    Beyond the appropriation of space on the basement level, there's also an issue with the furnishings. Every single furnishing is a built-in. While my office is beautiful - sleek glass and dark black countertops - there are some problems. My desk is also a rhomboid to remain parallel to the interior and exterior walls. Have you ever tried to cut a perfect 90 degree angle on a surface that's a rhomboid? Give it a go and tell me how that works out for you. And everything is fixed. Also, the surfaces are all at a fixed height (which is exactly the wrong height for me), so I'm developing carpal tunnel. When I adjust my chair height so that the seat has me at the appropriate spot, there's only a couple inches clearance under the table. And try as I might, my thighs are not a mere 2". Finally, there are some major oversights in terms of accommodating basic needs. Because all storage is also built-in, there are no wall hooks, no closets.
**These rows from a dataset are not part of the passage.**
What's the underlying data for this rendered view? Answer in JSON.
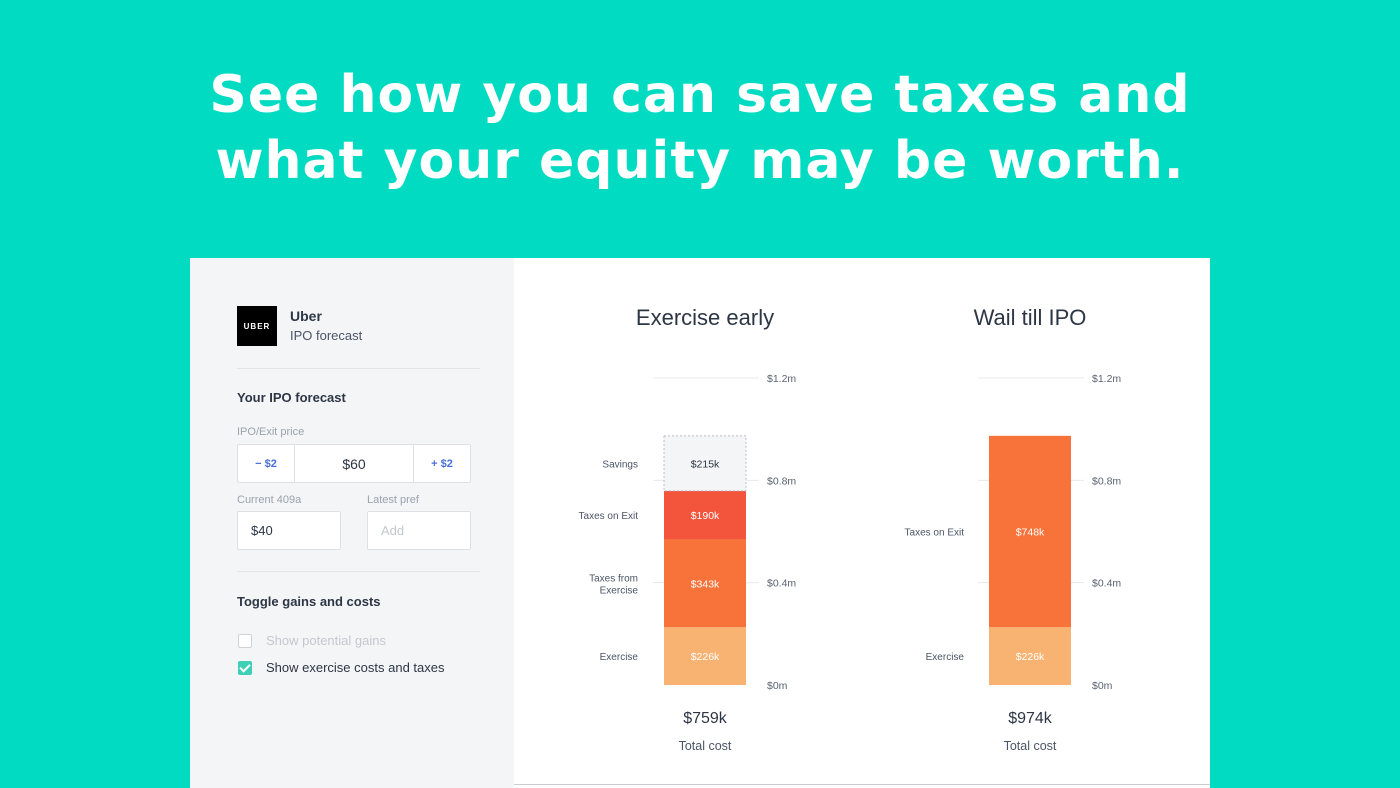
{
  "headline": {
    "line1": "See how you can save taxes and",
    "line2": "what your equity may be worth."
  },
  "sidebar": {
    "logo_text": "UBER",
    "company": "Uber",
    "subtitle": "IPO forecast",
    "forecast_title": "Your IPO forecast",
    "ipo_price_label": "IPO/Exit price",
    "minus_label": "− $2",
    "price_value": "$60",
    "plus_label": "+ $2",
    "current_409a_label": "Current 409a",
    "current_409a_value": "$40",
    "latest_pref_label": "Latest pref",
    "latest_pref_placeholder": "Add",
    "toggle_title": "Toggle gains and costs",
    "toggles": [
      {
        "label": "Show potential gains",
        "checked": false
      },
      {
        "label": "Show exercise costs and taxes",
        "checked": true
      }
    ]
  },
  "colors": {
    "background": "#00dbc1",
    "savings": "#f4f5f7",
    "taxes_on_exit": "#f2553c",
    "taxes_from_exercise": "#f7733a",
    "exercise": "#f8b373",
    "checkbox": "#3fcfb6"
  },
  "chart_data": [
    {
      "type": "bar",
      "title": "Exercise early",
      "ylim": [
        0,
        1.2
      ],
      "yticks": [
        "$0m",
        "$0.4m",
        "$0.8m",
        "$1.2m"
      ],
      "segments": [
        {
          "name": "Exercise",
          "value": 226,
          "label": "$226k",
          "color": "#f8b373"
        },
        {
          "name": "Taxes from Exercise",
          "value": 343,
          "label": "$343k",
          "color": "#f7733a"
        },
        {
          "name": "Taxes on Exit",
          "value": 190,
          "label": "$190k",
          "color": "#f2553c"
        },
        {
          "name": "Savings",
          "value": 215,
          "label": "$215k",
          "color": "#f4f5f7",
          "dashed": true
        }
      ],
      "total": "$759k",
      "total_label": "Total cost"
    },
    {
      "type": "bar",
      "title": "Wail till IPO",
      "ylim": [
        0,
        1.2
      ],
      "yticks": [
        "$0m",
        "$0.4m",
        "$0.8m",
        "$1.2m"
      ],
      "segments": [
        {
          "name": "Exercise",
          "value": 226,
          "label": "$226k",
          "color": "#f8b373"
        },
        {
          "name": "Taxes on Exit",
          "value": 748,
          "label": "$748k",
          "color": "#f7733a"
        }
      ],
      "total": "$974k",
      "total_label": "Total cost"
    }
  ]
}
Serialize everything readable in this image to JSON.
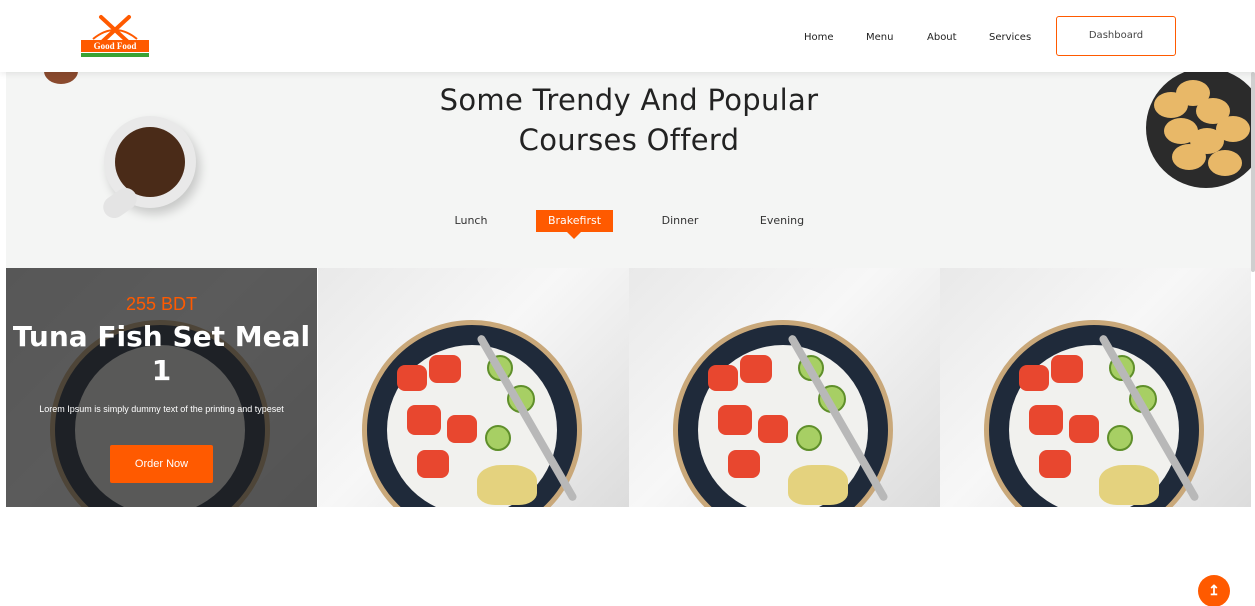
{
  "brand": {
    "logo_text": "Good Food",
    "accent": "#ff5a00",
    "stripe": "#3aa335"
  },
  "nav": {
    "items": [
      "Home",
      "Menu",
      "About",
      "Services"
    ],
    "dashboard_label": "Dashboard"
  },
  "courses": {
    "heading_line1": "Some Trendy And Popular",
    "heading_line2": "Courses Offerd",
    "tabs": [
      "Lunch",
      "Brakefirst",
      "Dinner",
      "Evening"
    ],
    "active_tab": "Brakefirst"
  },
  "featured": {
    "price": "255 BDT",
    "title": "Tuna Fish Set Meal 1",
    "description": "Lorem Ipsum is simply dummy text of the printing and typeset",
    "button_label": "Order Now"
  },
  "scroll_top_icon": "arrow-up-icon",
  "scroll_top_symbol": "↥"
}
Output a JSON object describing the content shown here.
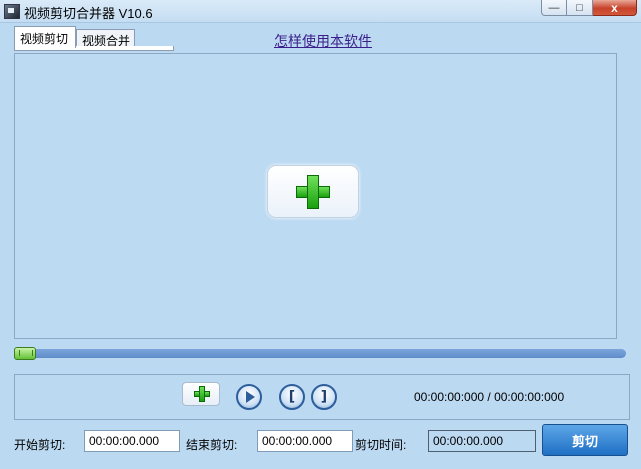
{
  "window": {
    "title": "视频剪切合并器 V10.6",
    "minimize_glyph": "—",
    "maximize_glyph": "□",
    "close_glyph": "x"
  },
  "tabs": [
    {
      "label": "视频剪切",
      "active": true
    },
    {
      "label": "视频合并",
      "active": false
    }
  ],
  "help_link": "怎样使用本软件",
  "preview": {
    "add_icon": "green-plus-icon"
  },
  "seek": {
    "progress": 0
  },
  "controls": {
    "add_icon": "green-plus-icon",
    "play_icon": "play-icon",
    "mark_start_glyph": "[",
    "mark_end_glyph": "]",
    "time_display": "00:00:00:000 / 00:00:00:000"
  },
  "cut_settings": {
    "start_label": "开始剪切:",
    "start_value": "00:00:00.000",
    "end_label": "结束剪切:",
    "end_value": "00:00:00.000",
    "duration_label": "剪切时间:",
    "duration_value": "00:00:00.000",
    "cut_button": "剪切"
  },
  "colors": {
    "background": "#bcd9f2",
    "accent": "#1f6fc4",
    "plus_green": "#19a00d"
  }
}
Where am I supposed to hang my jacket or put my wet umbrella?

    It's utterly baffling, because I'm left to think that either the architect missed some key details in terms of thinking about how people would work in and use the space (as this level was specifically designed for the homeowners' hired help), or that the architect's attempts to incorporate such improvements was entirely overridden by the homeowners.